Instructions for the task ->
Among the entries below, how many lines have the string "Scan" in them? Only the number should be given.

Data records for software interfaces
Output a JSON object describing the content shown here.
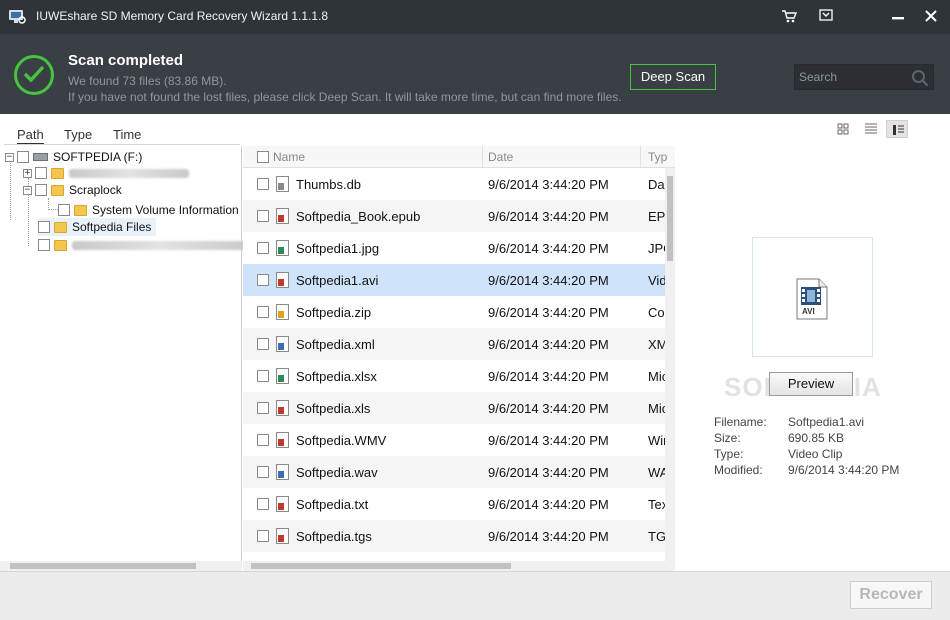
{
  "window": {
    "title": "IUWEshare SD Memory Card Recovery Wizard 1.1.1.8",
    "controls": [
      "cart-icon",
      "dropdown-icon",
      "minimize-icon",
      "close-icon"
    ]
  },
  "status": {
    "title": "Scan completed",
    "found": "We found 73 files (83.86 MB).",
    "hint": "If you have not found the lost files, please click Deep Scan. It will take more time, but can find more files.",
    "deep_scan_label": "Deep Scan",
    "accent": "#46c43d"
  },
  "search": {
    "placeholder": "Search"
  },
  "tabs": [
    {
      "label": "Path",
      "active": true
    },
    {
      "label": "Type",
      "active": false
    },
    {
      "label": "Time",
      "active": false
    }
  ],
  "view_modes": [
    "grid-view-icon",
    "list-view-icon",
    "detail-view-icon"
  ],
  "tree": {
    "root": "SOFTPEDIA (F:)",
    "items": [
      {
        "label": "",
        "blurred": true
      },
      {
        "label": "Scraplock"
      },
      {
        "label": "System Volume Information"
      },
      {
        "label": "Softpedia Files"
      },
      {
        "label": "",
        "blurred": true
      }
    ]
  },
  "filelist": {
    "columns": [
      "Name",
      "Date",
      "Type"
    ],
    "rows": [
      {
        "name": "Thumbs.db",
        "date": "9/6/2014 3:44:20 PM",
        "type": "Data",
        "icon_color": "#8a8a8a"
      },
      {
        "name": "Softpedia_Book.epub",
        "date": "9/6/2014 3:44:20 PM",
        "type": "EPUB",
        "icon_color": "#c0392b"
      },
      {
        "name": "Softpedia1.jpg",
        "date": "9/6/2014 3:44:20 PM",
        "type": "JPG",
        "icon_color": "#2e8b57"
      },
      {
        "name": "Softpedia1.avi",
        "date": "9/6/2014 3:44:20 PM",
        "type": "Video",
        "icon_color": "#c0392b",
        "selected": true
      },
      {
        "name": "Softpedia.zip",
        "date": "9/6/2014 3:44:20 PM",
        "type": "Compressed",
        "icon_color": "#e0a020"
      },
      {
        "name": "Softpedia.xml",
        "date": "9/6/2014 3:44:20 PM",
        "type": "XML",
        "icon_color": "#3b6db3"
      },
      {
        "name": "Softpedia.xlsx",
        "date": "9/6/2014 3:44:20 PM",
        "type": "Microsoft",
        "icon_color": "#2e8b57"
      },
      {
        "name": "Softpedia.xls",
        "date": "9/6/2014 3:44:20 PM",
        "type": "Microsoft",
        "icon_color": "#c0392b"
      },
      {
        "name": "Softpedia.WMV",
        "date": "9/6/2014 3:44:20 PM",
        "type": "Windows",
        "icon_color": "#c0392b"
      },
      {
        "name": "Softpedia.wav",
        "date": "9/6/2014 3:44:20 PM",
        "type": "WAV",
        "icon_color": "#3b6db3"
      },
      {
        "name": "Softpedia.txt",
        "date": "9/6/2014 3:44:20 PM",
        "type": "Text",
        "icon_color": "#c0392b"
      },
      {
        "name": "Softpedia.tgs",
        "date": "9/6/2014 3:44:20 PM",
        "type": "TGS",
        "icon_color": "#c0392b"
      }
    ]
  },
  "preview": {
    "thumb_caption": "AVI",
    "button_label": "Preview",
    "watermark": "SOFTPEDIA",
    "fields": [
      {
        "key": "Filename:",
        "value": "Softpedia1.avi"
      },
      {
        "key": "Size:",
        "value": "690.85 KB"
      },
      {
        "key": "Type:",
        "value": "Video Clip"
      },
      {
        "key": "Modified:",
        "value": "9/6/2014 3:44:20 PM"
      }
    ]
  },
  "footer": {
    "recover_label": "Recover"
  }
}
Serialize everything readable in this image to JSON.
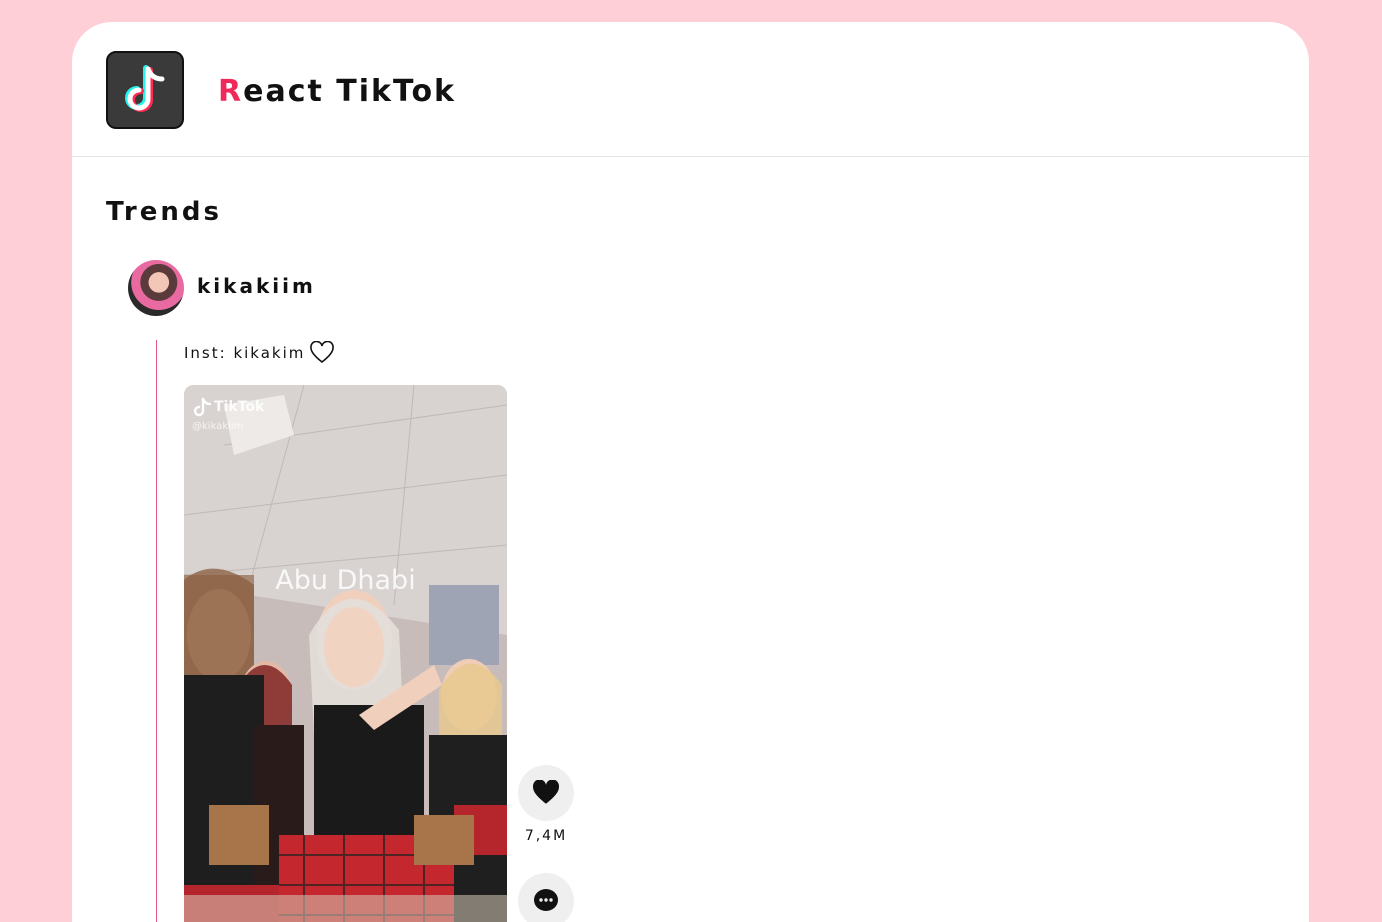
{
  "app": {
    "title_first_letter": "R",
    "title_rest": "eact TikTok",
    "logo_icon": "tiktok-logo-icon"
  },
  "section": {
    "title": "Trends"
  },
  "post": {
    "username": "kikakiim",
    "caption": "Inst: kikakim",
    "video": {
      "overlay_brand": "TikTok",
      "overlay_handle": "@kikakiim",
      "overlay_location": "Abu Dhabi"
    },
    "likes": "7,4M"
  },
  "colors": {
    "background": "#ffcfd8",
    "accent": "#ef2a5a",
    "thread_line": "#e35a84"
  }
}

Reply to the task ->
3